Take each line in the entries below that holds "detail" and show it.

** Opening DATA RECORDS block **

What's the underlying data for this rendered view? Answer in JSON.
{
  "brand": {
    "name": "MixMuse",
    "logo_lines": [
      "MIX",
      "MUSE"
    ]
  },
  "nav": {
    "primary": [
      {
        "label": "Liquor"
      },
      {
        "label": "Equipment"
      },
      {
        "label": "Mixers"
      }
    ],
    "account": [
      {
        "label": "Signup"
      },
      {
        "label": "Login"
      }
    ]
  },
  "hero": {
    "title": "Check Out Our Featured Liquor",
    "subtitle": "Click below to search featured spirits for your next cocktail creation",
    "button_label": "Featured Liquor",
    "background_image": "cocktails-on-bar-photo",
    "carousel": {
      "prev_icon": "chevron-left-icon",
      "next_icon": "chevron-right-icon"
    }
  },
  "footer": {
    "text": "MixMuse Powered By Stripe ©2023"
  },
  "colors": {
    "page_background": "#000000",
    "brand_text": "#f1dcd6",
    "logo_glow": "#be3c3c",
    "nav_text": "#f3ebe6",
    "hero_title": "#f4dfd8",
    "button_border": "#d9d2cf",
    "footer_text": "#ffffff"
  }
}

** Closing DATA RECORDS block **
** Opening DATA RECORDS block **

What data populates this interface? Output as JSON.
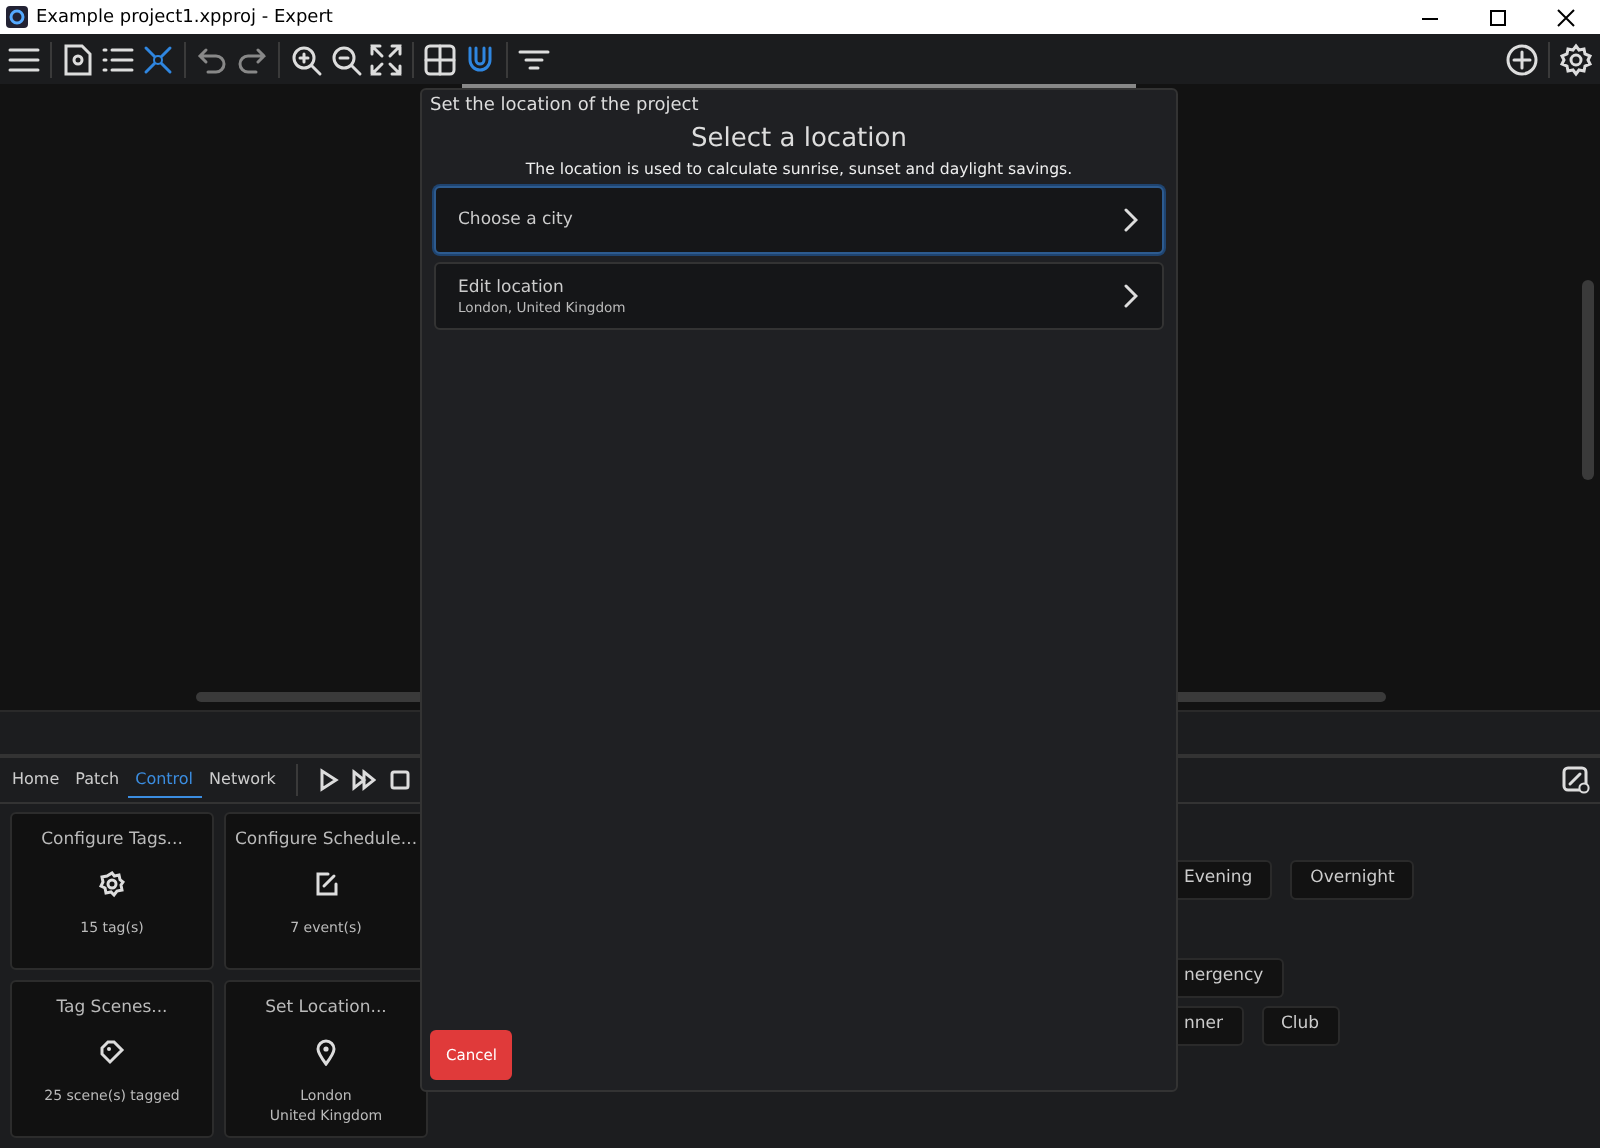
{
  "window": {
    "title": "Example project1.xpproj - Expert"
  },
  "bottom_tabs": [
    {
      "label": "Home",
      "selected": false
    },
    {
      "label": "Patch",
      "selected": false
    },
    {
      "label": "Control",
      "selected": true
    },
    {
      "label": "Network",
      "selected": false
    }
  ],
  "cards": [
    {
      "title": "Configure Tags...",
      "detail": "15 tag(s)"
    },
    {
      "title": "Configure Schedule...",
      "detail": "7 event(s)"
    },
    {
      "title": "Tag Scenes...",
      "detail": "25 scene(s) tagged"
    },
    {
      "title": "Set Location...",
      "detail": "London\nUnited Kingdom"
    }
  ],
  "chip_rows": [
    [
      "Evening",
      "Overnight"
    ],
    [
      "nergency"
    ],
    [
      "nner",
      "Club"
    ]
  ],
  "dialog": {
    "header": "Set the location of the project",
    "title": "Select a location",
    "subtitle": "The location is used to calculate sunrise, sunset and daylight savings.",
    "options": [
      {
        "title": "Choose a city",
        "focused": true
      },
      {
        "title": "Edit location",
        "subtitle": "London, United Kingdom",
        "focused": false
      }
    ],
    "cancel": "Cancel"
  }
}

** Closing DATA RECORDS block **
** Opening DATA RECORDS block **

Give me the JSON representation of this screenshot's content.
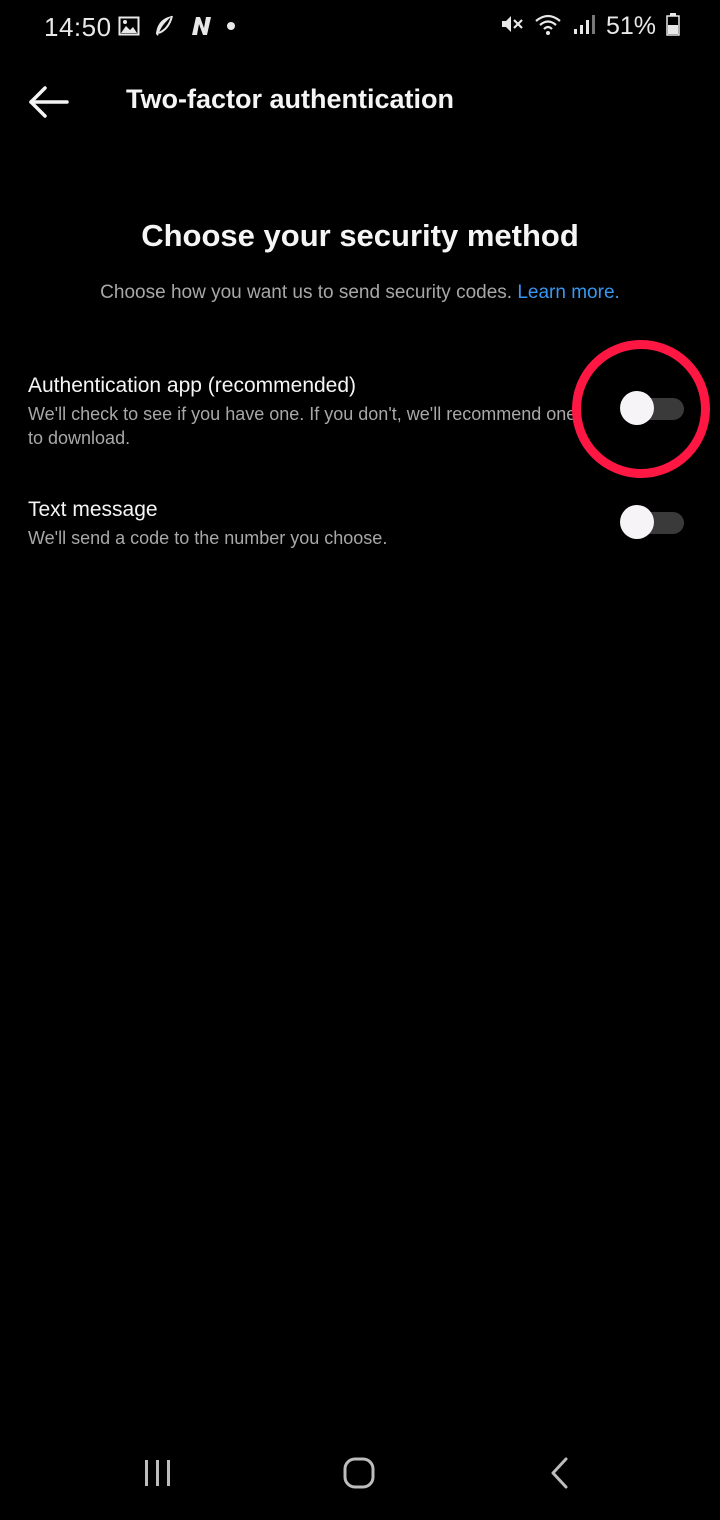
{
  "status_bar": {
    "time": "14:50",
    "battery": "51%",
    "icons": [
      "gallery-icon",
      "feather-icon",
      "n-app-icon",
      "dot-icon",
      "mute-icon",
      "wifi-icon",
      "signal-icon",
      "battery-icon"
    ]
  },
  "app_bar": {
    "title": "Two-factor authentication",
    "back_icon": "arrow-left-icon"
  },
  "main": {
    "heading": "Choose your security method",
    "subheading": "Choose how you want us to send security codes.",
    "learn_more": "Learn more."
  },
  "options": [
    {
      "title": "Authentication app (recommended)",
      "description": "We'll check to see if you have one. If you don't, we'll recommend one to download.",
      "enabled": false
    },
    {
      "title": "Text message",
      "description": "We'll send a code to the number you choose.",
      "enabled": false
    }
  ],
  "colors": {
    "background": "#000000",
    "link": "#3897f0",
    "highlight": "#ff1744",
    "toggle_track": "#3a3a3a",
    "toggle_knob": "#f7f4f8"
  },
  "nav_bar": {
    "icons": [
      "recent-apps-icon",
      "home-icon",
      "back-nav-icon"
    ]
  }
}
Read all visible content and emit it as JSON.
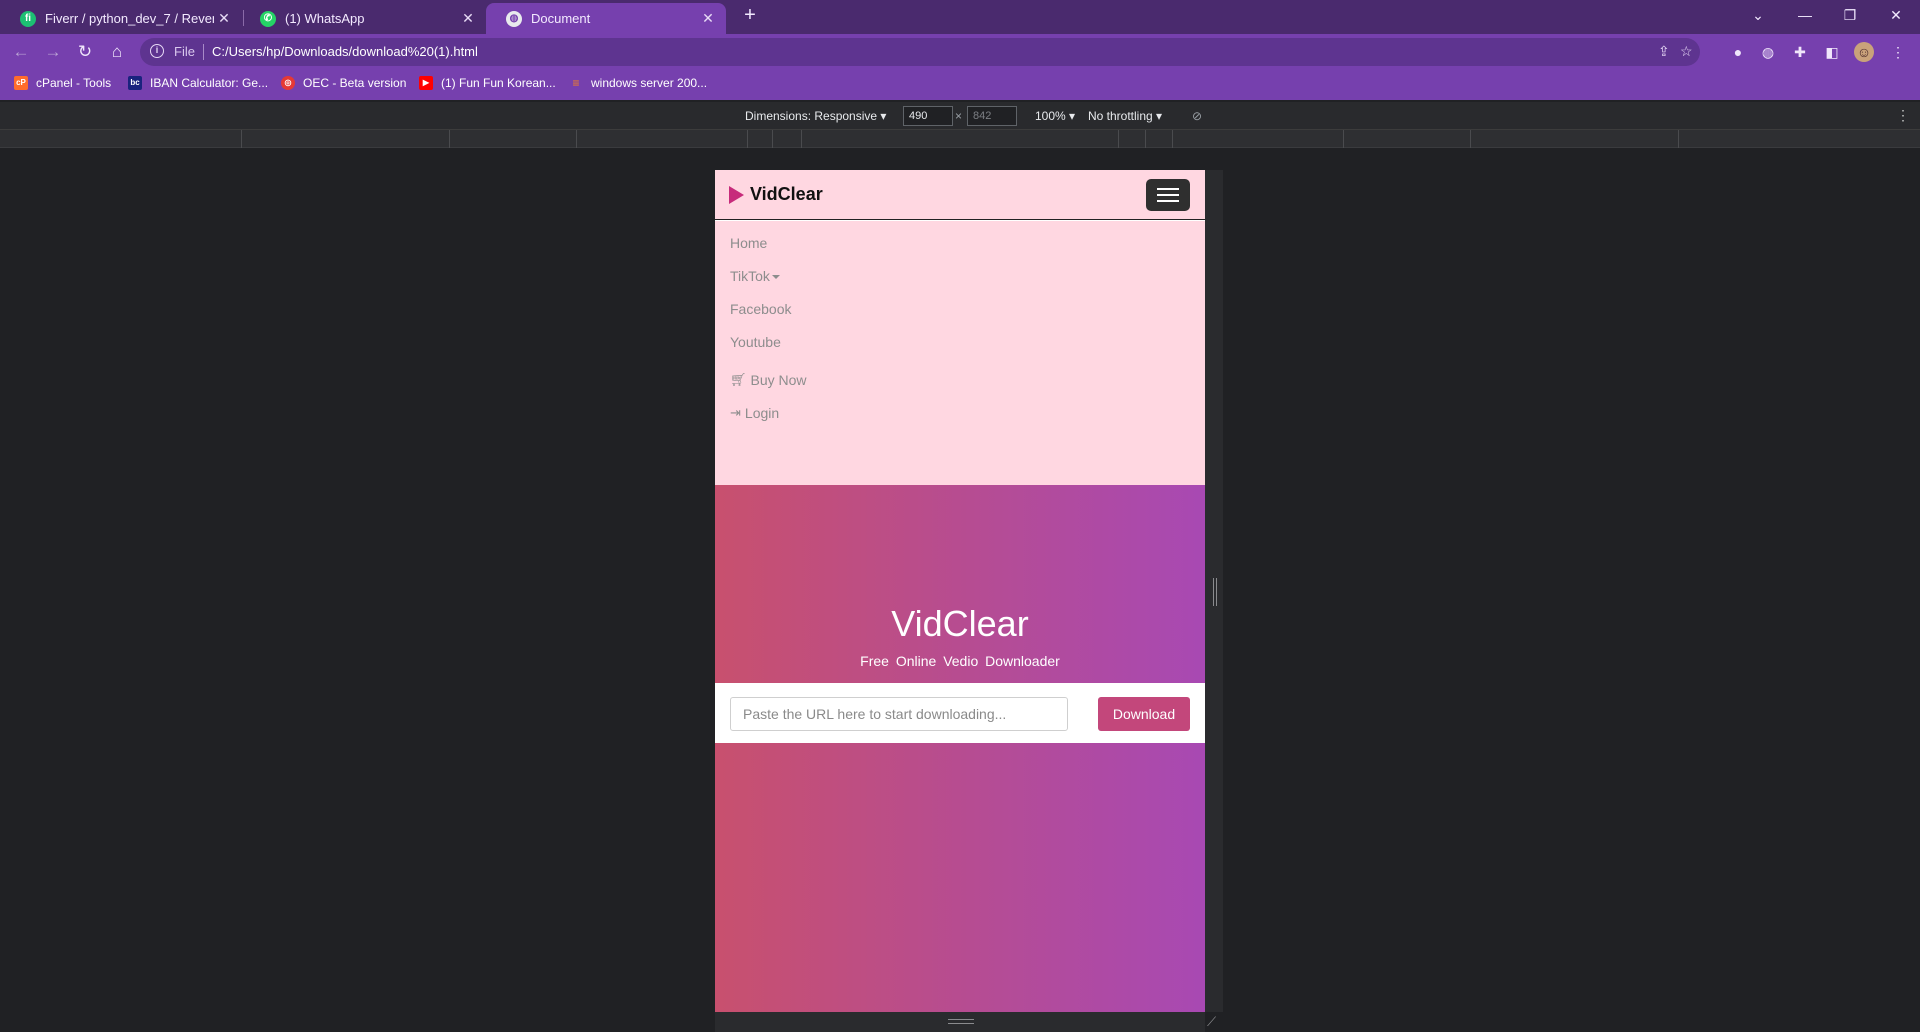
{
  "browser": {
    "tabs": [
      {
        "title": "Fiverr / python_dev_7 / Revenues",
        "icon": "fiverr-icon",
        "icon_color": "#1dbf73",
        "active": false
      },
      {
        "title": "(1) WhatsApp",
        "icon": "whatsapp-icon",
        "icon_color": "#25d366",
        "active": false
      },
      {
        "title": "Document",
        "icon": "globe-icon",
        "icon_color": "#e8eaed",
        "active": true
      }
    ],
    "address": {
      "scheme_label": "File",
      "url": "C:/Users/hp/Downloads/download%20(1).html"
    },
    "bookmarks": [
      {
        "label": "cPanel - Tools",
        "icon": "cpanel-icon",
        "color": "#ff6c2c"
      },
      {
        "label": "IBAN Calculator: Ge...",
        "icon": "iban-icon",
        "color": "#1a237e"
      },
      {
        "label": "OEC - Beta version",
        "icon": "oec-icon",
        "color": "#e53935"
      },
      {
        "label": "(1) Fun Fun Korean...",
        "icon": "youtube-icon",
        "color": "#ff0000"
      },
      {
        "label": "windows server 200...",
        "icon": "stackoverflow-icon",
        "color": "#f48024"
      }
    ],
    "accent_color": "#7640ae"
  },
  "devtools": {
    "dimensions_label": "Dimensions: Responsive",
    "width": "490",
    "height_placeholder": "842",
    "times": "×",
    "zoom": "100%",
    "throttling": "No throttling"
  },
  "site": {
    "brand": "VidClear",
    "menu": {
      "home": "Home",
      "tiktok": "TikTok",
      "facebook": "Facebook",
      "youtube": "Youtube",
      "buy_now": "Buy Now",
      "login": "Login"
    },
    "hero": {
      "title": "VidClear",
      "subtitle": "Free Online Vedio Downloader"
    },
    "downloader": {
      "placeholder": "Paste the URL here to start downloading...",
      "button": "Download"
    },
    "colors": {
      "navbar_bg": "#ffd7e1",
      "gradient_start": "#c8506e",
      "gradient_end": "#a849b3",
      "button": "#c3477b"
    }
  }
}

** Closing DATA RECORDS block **

- _ANSWER TO THE PROBLEM_:
      "detail": "15 tag(s)"
      "detail": "7 event(s)"
      "detail": "25 scene(s) tagged"
      "detail": "London\nUnited Kingdom"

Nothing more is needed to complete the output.